=== Begin Enclosure ===

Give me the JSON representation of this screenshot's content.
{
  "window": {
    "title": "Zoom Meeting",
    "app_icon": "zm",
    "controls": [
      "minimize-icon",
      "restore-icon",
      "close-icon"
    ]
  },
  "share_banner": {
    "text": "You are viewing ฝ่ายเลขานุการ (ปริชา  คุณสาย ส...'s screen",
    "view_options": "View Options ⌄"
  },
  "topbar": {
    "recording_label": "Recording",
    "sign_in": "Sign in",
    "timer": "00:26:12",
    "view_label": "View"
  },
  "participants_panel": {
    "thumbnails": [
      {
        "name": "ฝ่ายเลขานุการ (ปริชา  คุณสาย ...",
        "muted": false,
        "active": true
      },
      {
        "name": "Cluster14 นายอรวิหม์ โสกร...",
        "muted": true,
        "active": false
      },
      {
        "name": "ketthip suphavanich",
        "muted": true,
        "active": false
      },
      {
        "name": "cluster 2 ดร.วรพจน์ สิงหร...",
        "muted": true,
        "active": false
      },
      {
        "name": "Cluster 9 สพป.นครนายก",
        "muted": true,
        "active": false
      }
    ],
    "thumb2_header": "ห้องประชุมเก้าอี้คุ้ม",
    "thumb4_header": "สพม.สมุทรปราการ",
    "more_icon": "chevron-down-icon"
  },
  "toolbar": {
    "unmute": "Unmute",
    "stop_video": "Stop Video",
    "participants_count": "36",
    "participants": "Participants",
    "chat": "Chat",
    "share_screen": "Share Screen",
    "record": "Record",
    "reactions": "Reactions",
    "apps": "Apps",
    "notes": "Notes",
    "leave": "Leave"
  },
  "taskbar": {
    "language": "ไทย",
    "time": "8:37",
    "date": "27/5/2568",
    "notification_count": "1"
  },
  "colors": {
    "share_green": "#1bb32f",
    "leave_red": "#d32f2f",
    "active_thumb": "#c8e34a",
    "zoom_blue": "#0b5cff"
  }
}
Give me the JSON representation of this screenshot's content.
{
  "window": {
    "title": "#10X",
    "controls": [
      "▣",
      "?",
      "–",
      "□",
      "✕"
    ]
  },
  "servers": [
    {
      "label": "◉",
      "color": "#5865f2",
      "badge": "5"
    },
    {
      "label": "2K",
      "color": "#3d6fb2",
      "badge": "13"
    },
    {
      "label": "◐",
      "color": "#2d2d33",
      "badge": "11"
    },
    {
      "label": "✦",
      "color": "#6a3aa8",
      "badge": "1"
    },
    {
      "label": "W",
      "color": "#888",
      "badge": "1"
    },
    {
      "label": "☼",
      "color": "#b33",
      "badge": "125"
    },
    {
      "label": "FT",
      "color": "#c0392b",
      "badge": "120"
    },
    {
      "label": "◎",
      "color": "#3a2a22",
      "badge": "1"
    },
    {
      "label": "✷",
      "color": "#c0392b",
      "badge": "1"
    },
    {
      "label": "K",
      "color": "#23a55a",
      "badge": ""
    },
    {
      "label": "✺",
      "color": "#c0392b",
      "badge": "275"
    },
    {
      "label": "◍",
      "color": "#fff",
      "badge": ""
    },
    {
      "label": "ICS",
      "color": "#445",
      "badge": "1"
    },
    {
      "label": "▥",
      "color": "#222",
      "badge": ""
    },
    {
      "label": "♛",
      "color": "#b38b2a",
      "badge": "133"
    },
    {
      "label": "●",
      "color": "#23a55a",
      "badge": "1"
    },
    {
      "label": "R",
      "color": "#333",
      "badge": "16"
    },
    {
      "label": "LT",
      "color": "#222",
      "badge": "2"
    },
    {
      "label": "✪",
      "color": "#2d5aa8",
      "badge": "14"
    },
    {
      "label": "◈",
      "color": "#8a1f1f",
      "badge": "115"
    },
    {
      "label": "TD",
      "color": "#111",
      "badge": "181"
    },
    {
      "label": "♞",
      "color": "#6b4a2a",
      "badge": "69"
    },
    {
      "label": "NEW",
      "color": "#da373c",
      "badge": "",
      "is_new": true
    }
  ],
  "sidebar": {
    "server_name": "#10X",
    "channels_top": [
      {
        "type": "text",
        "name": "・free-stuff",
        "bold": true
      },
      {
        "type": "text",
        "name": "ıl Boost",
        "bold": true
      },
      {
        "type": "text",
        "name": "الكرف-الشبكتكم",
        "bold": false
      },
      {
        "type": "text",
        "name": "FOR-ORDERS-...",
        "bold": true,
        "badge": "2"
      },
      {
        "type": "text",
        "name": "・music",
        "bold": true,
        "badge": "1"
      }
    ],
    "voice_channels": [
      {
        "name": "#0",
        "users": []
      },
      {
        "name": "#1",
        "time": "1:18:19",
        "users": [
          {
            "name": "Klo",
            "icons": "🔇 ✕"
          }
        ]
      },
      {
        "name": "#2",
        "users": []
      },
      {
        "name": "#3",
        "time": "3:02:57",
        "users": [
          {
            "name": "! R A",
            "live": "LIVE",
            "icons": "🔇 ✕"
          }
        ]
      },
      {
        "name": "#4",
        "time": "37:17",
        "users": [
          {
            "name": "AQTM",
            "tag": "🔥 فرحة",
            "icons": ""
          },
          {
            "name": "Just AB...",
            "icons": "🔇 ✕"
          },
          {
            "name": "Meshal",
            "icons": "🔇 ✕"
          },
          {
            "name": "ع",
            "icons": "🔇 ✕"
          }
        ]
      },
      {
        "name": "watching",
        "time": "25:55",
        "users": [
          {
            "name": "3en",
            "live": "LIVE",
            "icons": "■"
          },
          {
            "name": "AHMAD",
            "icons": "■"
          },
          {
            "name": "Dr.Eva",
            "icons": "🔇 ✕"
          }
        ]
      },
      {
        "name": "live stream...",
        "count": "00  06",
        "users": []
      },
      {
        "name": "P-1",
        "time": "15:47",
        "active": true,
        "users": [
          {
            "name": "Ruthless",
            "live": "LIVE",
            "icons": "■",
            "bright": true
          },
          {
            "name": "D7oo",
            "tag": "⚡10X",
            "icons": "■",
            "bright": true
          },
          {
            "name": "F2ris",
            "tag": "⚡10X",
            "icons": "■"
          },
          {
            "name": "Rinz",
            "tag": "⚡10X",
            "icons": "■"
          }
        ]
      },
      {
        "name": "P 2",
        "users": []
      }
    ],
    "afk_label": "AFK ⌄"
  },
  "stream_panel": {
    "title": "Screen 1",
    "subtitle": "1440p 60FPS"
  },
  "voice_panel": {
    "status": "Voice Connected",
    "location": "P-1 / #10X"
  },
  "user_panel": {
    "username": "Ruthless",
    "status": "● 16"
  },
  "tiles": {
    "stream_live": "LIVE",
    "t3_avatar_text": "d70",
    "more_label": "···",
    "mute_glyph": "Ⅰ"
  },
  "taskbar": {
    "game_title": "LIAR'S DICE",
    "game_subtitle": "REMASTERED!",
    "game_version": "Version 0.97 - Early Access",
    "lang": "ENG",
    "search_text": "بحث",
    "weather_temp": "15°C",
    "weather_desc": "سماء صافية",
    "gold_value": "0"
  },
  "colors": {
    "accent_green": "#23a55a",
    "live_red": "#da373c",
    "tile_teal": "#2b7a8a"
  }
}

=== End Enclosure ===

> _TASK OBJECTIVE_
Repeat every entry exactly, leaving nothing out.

> _PROBLEM SOLUTION_
Give me the JSON representation of this screenshot's content.
{
  "window": {
    "title": "Zoom Meeting",
    "app_icon": "zm",
    "controls": [
      "minimize-icon",
      "restore-icon",
      "close-icon"
    ]
  },
  "share_banner": {
    "text": "You are viewing ฝ่ายเลขานุการ (ปริชา  คุณสาย ส...'s screen",
    "view_options": "View Options ⌄"
  },
  "topbar": {
    "recording_label": "Recording",
    "sign_in": "Sign in",
    "timer": "00:26:12",
    "view_label": "View"
  },
  "participants_panel": {
    "thumbnails": [
      {
        "name": "ฝ่ายเลขานุการ (ปริชา  คุณสาย ...",
        "muted": false,
        "active": true
      },
      {
        "name": "Cluster14 นายอรวิหม์ โสกร...",
        "muted": true,
        "active": false
      },
      {
        "name": "ketthip suphavanich",
        "muted": true,
        "active": false
      },
      {
        "name": "cluster 2 ดร.วรพจน์ สิงหร...",
        "muted": true,
        "active": false
      },
      {
        "name": "Cluster 9 สพป.นครนายก",
        "muted": true,
        "active": false
      }
    ],
    "thumb2_header": "ห้องประชุมเก้าอี้คุ้ม",
    "thumb4_header": "สพม.สมุทรปราการ",
    "more_icon": "chevron-down-icon"
  },
  "toolbar": {
    "unmute": "Unmute",
    "stop_video": "Stop Video",
    "participants_count": "36",
    "participants": "Participants",
    "chat": "Chat",
    "share_screen": "Share Screen",
    "record": "Record",
    "reactions": "Reactions",
    "apps": "Apps",
    "notes": "Notes",
    "leave": "Leave"
  },
  "taskbar": {
    "language": "ไทย",
    "time": "8:37",
    "date": "27/5/2568",
    "notification_count": "1"
  },
  "colors": {
    "share_green": "#1bb32f",
    "leave_red": "#d32f2f",
    "active_thumb": "#c8e34a",
    "zoom_blue": "#0b5cff"
  }
}
Give me the JSON representation of this screenshot's content.
{
  "window": {
    "title": "#10X",
    "controls": [
      "▣",
      "?",
      "–",
      "□",
      "✕"
    ]
  },
  "servers": [
    {
      "label": "◉",
      "color": "#5865f2",
      "badge": "5"
    },
    {
      "label": "2K",
      "color": "#3d6fb2",
      "badge": "13"
    },
    {
      "label": "◐",
      "color": "#2d2d33",
      "badge": "11"
    },
    {
      "label": "✦",
      "color": "#6a3aa8",
      "badge": "1"
    },
    {
      "label": "W",
      "color": "#888",
      "badge": "1"
    },
    {
      "label": "☼",
      "color": "#b33",
      "badge": "125"
    },
    {
      "label": "FT",
      "color": "#c0392b",
      "badge": "120"
    },
    {
      "label": "◎",
      "color": "#3a2a22",
      "badge": "1"
    },
    {
      "label": "✷",
      "color": "#c0392b",
      "badge": "1"
    },
    {
      "label": "K",
      "color": "#23a55a",
      "badge": ""
    },
    {
      "label": "✺",
      "color": "#c0392b",
      "badge": "275"
    },
    {
      "label": "◍",
      "color": "#fff",
      "badge": ""
    },
    {
      "label": "ICS",
      "color": "#445",
      "badge": "1"
    },
    {
      "label": "▥",
      "color": "#222",
      "badge": ""
    },
    {
      "label": "♛",
      "color": "#b38b2a",
      "badge": "133"
    },
    {
      "label": "●",
      "color": "#23a55a",
      "badge": "1"
    },
    {
      "label": "R",
      "color": "#333",
      "badge": "16"
    },
    {
      "label": "LT",
      "color": "#222",
      "badge": "2"
    },
    {
      "label": "✪",
      "color": "#2d5aa8",
      "badge": "14"
    },
    {
      "label": "◈",
      "color": "#8a1f1f",
      "badge": "115"
    },
    {
      "label": "TD",
      "color": "#111",
      "badge": "181"
    },
    {
      "label": "♞",
      "color": "#6b4a2a",
      "badge": "69"
    },
    {
      "label": "NEW",
      "color": "#da373c",
      "badge": "",
      "is_new": true
    }
  ],
  "sidebar": {
    "server_name": "#10X",
    "channels_top": [
      {
        "type": "text",
        "name": "・free-stuff",
        "bold": true
      },
      {
        "type": "text",
        "name": "ıl Boost",
        "bold": true
      },
      {
        "type": "text",
        "name": "الكرف-الشبكتكم",
        "bold": false
      },
      {
        "type": "text",
        "name": "FOR-ORDERS-...",
        "bold": true,
        "badge": "2"
      },
      {
        "type": "text",
        "name": "・music",
        "bold": true,
        "badge": "1"
      }
    ],
    "voice_channels": [
      {
        "name": "#0",
        "users": []
      },
      {
        "name": "#1",
        "time": "1:18:19",
        "users": [
          {
            "name": "Klo",
            "icons": "🔇 ✕"
          }
        ]
      },
      {
        "name": "#2",
        "users": []
      },
      {
        "name": "#3",
        "time": "3:02:57",
        "users": [
          {
            "name": "! R A",
            "live": "LIVE",
            "icons": "🔇 ✕"
          }
        ]
      },
      {
        "name": "#4",
        "time": "37:17",
        "users": [
          {
            "name": "AQTM",
            "tag": "🔥 فرحة",
            "icons": ""
          },
          {
            "name": "Just AB...",
            "icons": "🔇 ✕"
          },
          {
            "name": "Meshal",
            "icons": "🔇 ✕"
          },
          {
            "name": "ع",
            "icons": "🔇 ✕"
          }
        ]
      },
      {
        "name": "watching",
        "time": "25:55",
        "users": [
          {
            "name": "3en",
            "live": "LIVE",
            "icons": "■"
          },
          {
            "name": "AHMAD",
            "icons": "■"
          },
          {
            "name": "Dr.Eva",
            "icons": "🔇 ✕"
          }
        ]
      },
      {
        "name": "live stream...",
        "count": "00  06",
        "users": []
      },
      {
        "name": "P-1",
        "time": "15:47",
        "active": true,
        "users": [
          {
            "name": "Ruthless",
            "live": "LIVE",
            "icons": "■",
            "bright": true
          },
          {
            "name": "D7oo",
            "tag": "⚡10X",
            "icons": "■",
            "bright": true
          },
          {
            "name": "F2ris",
            "tag": "⚡10X",
            "icons": "■"
          },
          {
            "name": "Rinz",
            "tag": "⚡10X",
            "icons": "■"
          }
        ]
      },
      {
        "name": "P 2",
        "users": []
      }
    ],
    "afk_label": "AFK ⌄"
  },
  "stream_panel": {
    "title": "Screen 1",
    "subtitle": "1440p 60FPS"
  },
  "voice_panel": {
    "status": "Voice Connected",
    "location": "P-1 / #10X"
  },
  "user_panel": {
    "username": "Ruthless",
    "status": "● 16"
  },
  "tiles": {
    "stream_live": "LIVE",
    "t3_avatar_text": "d70",
    "more_label": "···",
    "mute_glyph": "Ⅰ"
  },
  "taskbar": {
    "game_title": "LIAR'S DICE",
    "game_subtitle": "REMASTERED!",
    "game_version": "Version 0.97 - Early Access",
    "lang": "ENG",
    "search_text": "بحث",
    "weather_temp": "15°C",
    "weather_desc": "سماء صافية",
    "gold_value": "0"
  },
  "colors": {
    "accent_green": "#23a55a",
    "live_red": "#da373c",
    "tile_teal": "#2b7a8a"
  }
}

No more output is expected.